Privacy Law Prevents Gun Background Checks

by on February 5th, 2004

Under the concealed-carry gun law signed by Gov. Taft, people who have been committed to mental-health facilities are to be denied permits. However, sheriff’s department investigators are only able to determine if a person has been committed to a facility when it was done in accordance with a court order. There is no way to determine the number or names of those committed by a family member or guardian due to the privacy provisions of the Health Insurance Portability and Accountability Act (HIPAA). As federal law, all hospitals, clinics and other health-care providers are prohibited by HIPAA from releasing patient medical records.

The number of people involved is not insignificant. About 200 people have been committed to state mental hospitals in Ohio without a court order. Private facilities house an additional 3,000 beds, but no patient information is shared so it’s unknown how many of those beds are even occupied. So, at any conceivable time, a few hundred, a thousand, or more Ohioans could be authorized to carry concealed weapons after having been committed to a mental institution.

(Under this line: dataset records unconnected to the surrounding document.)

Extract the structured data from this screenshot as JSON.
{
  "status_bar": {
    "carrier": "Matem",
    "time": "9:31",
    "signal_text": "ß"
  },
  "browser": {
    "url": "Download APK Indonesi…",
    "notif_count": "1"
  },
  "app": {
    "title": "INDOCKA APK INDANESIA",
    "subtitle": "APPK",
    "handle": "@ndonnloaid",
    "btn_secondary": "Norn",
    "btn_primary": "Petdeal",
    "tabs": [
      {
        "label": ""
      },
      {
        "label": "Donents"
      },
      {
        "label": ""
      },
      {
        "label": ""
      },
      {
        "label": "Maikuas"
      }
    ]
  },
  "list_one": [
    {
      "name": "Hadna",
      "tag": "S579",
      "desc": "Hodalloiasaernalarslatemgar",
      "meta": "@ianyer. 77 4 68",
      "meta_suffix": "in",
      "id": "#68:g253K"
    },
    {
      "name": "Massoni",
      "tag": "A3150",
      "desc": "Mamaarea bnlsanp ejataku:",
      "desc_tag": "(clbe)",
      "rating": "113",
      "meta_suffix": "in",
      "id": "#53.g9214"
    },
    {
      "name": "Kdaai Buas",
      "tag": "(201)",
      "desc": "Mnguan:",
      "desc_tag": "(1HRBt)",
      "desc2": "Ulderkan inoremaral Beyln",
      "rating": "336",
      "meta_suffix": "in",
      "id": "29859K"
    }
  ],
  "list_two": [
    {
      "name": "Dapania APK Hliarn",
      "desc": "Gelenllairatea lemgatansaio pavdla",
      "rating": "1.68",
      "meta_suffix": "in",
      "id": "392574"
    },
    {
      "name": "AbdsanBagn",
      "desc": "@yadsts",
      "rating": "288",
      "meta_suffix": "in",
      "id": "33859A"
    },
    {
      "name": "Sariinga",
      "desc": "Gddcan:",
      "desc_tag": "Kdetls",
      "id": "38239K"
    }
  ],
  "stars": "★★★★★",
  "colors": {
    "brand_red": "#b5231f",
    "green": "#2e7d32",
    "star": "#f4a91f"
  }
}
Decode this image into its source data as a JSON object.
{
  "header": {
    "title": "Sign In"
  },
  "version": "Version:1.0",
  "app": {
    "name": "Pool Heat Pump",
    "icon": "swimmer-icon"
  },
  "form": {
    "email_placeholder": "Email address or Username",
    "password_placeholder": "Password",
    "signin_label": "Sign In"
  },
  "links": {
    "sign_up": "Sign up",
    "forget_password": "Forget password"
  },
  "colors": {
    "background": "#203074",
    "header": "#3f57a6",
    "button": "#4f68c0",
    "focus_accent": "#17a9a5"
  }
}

The Ohio Attorney General’s office is reviewing the concealed-carry law and how HIPAA affects it. Of note is that neither of the adjacent states of Kentucky and Indiana have access to private patient records, but do deny permits to those ruled mentally ill by the courts.

The Ohio concealed-carry law goes into effect on April 8th, but applications for permits will probably not be accepted before June. In the interim, rules and procedures governing the permit process will be established.

Based upon empirical evidence, it’s not unusual to find that irrational killers have documented histories of mental problems. It seems imprudent, if not reckless, to prevent investigators from accessing these histories when reviewing for suitability to carry a concealed weapon.

Mike Pechar